Breast cancer cells, squamous cell lung cancer (non-small cell), cholangiocarcinoma and multiple myeloma all have genetic mutations that cause a production of aberrant proteins called Parathyroid- related-Protein (PTrP). This PTrP is similar enough to PTH that it can bind to PTH receptors in the kidney, bone and gut. PTrP is secreted due to the cancer and not in response to the calcium levels and therefore cause hypercalcaemia. This occurs in 10% of cancer patients and is often recognised late and mis-managed.


What are the signs and symptoms of hypercalcaemia?

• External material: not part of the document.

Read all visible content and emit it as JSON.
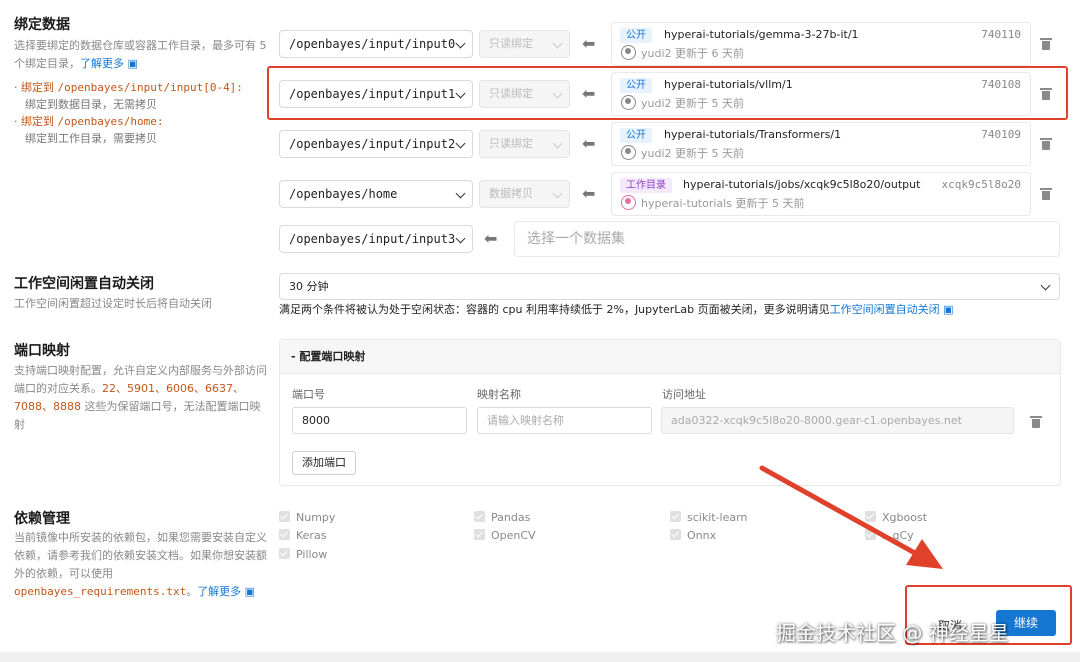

Nervous system:
• Normal: Calcium stimulates vesicles in the pre-synaptic neurone to bind with the membrane and release its neurotransmitter into the synaptic cleft.
• Hypercalcaemia: anxiety, depression, cognitive changes, lethargy, coma

• Normal: Calcium is involved in binding troponin and myosin for cross-links during contraction and relaxations
• Hypercalcaemia: cramping of the smooth muscle in the gut --> nausea and vomiting, anorexia

• Normal: Calcium maintains the prolonged action potential in cardiomyocytes.
• Hypercalcaemia: sinus arrhythmias, ventricular arrhythmias (calcium >14)


What is the treatment for hypercalcaemia?

The main treatment is to treat the underlying cause e.g. treat the tumour causing the production of PTrP.

Pharmacological treatments for hypercalcemia include:
1. Fluid and Lasix, which cause calciuresis (excretion of calcium in the urine, especially in excessive amounts)
2. Bisphosphonates +/- calcitonin can be used if calcium is persistently elevated.